Run through the records and, wherever a line holds the word "提案書類", return that line.

Entries shown →
□ □ □ □ □ □ □
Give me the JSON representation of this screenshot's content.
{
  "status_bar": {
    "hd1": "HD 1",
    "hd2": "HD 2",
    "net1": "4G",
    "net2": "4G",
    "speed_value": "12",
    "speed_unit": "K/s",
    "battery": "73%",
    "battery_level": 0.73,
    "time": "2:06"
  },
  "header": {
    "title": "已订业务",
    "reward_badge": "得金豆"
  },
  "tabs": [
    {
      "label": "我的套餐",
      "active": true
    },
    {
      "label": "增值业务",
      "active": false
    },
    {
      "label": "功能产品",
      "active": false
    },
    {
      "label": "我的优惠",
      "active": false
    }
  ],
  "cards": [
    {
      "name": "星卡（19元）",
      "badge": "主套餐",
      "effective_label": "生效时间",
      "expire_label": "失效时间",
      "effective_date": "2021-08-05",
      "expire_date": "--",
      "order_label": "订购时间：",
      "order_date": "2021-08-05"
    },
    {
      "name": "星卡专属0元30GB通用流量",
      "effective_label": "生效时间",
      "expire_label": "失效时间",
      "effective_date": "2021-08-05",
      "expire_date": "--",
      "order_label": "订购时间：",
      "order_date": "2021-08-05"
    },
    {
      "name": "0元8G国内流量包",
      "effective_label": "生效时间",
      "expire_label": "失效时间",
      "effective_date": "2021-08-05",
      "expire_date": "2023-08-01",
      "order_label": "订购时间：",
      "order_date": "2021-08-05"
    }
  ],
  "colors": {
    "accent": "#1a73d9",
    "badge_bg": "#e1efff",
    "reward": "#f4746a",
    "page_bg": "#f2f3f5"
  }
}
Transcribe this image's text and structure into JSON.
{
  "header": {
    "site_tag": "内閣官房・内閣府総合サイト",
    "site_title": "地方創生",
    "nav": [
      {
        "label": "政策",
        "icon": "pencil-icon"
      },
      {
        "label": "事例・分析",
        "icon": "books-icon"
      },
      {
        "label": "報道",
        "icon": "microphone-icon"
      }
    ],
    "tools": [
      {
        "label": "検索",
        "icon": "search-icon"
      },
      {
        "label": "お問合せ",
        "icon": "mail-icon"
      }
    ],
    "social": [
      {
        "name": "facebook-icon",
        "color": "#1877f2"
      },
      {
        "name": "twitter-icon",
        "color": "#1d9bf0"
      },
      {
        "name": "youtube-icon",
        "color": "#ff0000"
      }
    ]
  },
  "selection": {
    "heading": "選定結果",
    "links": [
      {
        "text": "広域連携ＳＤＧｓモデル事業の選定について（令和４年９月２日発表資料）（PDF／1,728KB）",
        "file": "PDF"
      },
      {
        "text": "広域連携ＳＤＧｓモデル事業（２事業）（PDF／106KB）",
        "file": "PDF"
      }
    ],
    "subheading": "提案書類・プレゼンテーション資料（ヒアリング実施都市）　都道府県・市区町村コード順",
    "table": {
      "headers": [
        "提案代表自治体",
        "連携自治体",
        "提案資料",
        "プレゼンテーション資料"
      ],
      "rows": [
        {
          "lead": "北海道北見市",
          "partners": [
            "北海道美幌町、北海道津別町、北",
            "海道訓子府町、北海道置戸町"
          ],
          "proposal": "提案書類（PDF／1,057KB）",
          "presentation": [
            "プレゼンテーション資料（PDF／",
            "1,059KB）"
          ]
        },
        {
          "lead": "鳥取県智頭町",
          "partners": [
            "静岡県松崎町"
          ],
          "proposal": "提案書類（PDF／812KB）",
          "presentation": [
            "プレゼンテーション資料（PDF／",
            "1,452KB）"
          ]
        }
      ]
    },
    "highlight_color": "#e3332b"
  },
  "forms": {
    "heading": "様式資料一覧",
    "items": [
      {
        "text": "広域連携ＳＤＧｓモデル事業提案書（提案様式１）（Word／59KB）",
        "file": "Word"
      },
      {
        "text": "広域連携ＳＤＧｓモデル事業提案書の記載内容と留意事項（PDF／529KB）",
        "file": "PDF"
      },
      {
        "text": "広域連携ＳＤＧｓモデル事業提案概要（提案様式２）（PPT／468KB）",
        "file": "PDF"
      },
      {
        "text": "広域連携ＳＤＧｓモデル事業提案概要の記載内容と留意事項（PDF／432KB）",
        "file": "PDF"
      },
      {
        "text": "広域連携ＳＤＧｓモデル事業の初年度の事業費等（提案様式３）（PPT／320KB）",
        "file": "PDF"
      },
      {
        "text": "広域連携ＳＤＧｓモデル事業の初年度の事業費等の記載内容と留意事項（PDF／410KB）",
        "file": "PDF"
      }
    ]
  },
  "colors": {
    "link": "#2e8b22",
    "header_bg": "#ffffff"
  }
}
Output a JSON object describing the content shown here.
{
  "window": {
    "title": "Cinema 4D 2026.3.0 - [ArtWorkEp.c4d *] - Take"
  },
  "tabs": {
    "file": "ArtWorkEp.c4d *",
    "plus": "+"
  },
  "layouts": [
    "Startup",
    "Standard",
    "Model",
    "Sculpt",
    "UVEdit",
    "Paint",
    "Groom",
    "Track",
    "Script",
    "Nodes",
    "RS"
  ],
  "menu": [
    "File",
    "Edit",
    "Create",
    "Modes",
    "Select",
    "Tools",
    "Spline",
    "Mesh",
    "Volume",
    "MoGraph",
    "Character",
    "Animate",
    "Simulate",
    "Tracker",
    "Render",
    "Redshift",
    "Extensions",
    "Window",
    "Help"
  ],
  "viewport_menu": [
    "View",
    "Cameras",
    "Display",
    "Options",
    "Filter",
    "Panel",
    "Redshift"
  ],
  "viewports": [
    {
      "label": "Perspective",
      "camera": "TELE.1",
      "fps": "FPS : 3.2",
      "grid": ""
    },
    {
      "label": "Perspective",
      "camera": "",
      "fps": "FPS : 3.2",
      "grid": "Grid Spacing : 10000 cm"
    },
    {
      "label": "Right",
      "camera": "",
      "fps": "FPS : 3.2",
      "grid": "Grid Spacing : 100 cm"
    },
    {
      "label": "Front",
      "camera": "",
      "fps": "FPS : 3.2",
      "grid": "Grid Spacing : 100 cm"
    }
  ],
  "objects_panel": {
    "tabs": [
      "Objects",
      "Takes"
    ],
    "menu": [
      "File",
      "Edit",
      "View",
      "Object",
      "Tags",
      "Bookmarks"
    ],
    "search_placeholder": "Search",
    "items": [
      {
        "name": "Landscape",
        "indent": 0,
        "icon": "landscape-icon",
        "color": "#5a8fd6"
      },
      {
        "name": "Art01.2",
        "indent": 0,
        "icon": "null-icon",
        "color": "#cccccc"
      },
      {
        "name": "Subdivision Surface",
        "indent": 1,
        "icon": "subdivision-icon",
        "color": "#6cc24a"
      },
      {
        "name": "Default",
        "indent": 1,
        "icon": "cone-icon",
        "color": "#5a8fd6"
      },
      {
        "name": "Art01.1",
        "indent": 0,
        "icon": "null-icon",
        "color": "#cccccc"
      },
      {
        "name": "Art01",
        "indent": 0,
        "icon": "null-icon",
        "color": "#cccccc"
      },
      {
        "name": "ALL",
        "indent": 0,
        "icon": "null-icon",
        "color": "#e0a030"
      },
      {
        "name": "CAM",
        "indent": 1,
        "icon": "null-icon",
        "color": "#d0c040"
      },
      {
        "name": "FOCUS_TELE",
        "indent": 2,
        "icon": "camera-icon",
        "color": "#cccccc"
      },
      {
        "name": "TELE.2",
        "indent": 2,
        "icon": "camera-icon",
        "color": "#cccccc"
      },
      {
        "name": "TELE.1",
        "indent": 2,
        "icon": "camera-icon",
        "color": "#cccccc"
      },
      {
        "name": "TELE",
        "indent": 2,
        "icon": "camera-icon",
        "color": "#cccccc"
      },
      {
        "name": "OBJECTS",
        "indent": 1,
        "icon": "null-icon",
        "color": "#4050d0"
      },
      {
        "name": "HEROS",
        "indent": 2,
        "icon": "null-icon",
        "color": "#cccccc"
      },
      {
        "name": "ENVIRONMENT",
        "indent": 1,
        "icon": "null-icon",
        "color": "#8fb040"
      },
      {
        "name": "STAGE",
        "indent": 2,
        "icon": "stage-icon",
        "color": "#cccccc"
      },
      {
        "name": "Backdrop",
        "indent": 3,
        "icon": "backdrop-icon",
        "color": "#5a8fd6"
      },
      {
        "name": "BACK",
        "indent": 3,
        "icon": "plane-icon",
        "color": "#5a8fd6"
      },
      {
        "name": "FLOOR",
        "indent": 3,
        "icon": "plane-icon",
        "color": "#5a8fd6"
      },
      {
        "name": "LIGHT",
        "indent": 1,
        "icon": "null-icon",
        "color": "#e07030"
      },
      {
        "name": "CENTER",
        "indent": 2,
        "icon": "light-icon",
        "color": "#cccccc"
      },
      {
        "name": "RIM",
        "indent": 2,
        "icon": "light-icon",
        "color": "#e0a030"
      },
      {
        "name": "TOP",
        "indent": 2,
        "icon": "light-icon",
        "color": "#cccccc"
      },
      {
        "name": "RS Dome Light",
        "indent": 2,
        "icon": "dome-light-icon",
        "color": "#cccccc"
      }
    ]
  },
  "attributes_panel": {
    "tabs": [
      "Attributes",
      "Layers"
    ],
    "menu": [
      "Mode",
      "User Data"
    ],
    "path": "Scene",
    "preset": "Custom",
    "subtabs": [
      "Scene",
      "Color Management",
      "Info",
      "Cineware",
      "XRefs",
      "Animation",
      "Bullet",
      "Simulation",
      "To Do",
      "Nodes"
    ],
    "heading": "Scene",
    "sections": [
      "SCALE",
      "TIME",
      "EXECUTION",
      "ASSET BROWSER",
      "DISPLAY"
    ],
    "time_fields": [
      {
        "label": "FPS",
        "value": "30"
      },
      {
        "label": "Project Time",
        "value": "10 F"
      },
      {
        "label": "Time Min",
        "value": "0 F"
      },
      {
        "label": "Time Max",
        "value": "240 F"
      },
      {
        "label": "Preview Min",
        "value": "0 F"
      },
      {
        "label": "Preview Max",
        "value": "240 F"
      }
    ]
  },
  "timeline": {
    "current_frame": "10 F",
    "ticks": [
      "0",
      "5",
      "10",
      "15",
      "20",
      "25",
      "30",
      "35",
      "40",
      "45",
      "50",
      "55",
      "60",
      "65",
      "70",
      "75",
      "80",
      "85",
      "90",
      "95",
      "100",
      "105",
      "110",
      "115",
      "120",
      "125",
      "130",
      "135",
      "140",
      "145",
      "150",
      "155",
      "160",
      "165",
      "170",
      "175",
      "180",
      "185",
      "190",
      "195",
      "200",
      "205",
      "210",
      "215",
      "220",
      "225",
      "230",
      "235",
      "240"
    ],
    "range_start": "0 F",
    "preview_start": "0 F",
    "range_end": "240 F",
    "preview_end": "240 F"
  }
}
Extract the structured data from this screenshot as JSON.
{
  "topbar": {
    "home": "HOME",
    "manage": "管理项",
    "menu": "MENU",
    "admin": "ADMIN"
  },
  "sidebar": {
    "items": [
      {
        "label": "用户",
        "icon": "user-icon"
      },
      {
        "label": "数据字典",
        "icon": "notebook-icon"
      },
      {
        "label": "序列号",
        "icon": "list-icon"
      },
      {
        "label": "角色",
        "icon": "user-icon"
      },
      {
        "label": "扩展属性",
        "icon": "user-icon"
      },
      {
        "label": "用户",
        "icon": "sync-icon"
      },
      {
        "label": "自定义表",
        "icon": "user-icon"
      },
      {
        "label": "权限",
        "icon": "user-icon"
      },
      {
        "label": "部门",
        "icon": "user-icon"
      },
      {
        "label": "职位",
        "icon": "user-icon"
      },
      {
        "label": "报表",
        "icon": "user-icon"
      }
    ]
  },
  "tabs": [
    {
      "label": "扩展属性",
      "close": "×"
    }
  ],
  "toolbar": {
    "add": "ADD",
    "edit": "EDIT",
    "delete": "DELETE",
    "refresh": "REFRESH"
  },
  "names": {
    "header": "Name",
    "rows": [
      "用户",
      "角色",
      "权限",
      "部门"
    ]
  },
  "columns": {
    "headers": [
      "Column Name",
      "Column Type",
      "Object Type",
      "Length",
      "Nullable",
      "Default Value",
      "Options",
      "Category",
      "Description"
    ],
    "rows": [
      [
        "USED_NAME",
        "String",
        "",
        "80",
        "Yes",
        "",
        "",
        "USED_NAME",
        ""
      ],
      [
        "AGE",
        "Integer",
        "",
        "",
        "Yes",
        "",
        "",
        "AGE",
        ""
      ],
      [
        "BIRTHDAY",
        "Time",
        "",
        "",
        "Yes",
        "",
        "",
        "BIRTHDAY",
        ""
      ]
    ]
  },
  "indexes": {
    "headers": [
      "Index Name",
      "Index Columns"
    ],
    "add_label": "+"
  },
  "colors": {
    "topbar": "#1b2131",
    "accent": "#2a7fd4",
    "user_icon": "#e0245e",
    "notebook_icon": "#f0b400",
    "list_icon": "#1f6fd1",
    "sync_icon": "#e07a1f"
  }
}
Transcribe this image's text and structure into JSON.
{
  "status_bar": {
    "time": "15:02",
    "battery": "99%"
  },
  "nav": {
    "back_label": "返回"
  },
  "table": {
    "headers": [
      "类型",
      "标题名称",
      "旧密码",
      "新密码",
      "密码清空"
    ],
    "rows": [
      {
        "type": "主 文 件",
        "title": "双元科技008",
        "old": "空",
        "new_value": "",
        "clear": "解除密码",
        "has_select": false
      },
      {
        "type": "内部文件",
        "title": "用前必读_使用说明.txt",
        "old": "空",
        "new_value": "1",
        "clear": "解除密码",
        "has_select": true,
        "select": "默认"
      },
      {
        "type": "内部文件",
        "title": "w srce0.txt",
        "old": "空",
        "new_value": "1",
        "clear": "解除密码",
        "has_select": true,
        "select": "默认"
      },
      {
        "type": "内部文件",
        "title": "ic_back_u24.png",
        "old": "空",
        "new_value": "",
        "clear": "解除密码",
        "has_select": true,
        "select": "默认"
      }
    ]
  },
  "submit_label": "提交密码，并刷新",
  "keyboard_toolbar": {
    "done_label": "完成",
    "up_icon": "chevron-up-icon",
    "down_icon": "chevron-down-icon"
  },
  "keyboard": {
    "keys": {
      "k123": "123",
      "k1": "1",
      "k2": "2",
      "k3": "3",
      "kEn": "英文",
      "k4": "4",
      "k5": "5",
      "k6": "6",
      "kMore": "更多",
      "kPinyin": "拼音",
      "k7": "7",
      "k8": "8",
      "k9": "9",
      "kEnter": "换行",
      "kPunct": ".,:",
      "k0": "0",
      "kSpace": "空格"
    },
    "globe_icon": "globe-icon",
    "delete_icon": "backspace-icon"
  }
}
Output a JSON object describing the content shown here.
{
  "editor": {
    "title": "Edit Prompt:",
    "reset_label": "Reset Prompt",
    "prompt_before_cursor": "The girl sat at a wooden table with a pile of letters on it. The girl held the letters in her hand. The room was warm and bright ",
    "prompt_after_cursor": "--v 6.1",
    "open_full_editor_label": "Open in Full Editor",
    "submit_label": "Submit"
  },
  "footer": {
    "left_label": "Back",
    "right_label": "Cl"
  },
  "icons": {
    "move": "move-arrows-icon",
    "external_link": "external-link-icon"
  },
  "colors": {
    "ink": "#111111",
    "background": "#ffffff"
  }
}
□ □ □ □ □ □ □
Answer to this task →
    "subheading": "提案書類・プレゼンテーション資料（ヒアリング実施都市）　都道府県・市区町村コード順",
          "proposal": "提案書類（PDF／1,057KB）",
          "proposal": "提案書類（PDF／812KB）",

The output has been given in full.